2. No helmet
And by this we mean for your child and you! Whether you’re an experct cyclist or not, you can’t prepare for all the vehicles, cyclists, and pedestrians around you. And an injury to you does your child no good. Be smart, be a good role model, and wear your helmet. Kids under 18 are required by law to wear a helmet. It should fit snugly and not move to side to side, but it shouldn’t be so tight it hurts, either.
3. Lack of safety gear
By law, all bikes must have bells and, after dark, front and back lights. Make sure your bike and your child’s have reflectors. It doesn’t hurt for kids learning to ride to have knee and elbow pads.
4. Not obeying (or not knowing) the laws
Did you know, for instance, that kids can generally cycle on sidewalks, but adults can’t? Brush up on cycling laws and hand signals. Don’t take one-way streets the wrong way, breeze through stop signs, etc. Take extra precautions when you’re cycling with your child. Teach the kids road rules and trail etiquette too. If possible, ride one adult in front, one in back.
5. Failing to maintain equipment
Keep all bikes well-maintained and check them before you leave (each day). Get a tune-up at the beginning of bike season and keep bike chains lubricated and periodically check your and your child’s brakes. Obey all traffic laws.
6. Wardrobe malfunctions
Be sure kids’ clothing is snug-fitting so it doesn’t get caughte on gears or pedals. Wearning brightly coloured clothing is an added precaution.
7. Not doing your homework
Know the route you’re taking, and how busy it is. Be sure you’re confident with your child’s abilities (see Toronto Emergency Medical Services tips on bicycle competence for kids) with regard to the upcoming ride.
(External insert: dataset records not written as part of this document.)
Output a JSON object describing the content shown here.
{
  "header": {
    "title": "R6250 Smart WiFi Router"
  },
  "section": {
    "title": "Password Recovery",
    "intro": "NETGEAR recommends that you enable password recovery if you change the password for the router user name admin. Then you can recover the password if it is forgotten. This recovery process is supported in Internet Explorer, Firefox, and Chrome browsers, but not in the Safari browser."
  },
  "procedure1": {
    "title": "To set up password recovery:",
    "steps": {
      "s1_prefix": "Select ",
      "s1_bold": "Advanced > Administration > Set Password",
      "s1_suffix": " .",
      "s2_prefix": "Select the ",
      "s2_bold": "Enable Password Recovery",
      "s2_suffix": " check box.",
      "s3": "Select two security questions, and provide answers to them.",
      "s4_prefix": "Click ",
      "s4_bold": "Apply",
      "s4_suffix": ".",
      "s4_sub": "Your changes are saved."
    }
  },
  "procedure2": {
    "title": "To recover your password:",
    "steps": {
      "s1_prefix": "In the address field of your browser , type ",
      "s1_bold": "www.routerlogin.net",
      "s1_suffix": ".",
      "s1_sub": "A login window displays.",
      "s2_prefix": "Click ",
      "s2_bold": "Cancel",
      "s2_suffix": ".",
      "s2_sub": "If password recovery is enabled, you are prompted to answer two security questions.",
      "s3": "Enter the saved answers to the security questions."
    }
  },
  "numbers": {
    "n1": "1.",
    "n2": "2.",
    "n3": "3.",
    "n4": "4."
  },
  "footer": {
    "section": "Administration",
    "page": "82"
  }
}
Have fun, be careful, and enjoy the great outdoors!
Image Credit: Richard Masoner / Cyclelicious/Flickr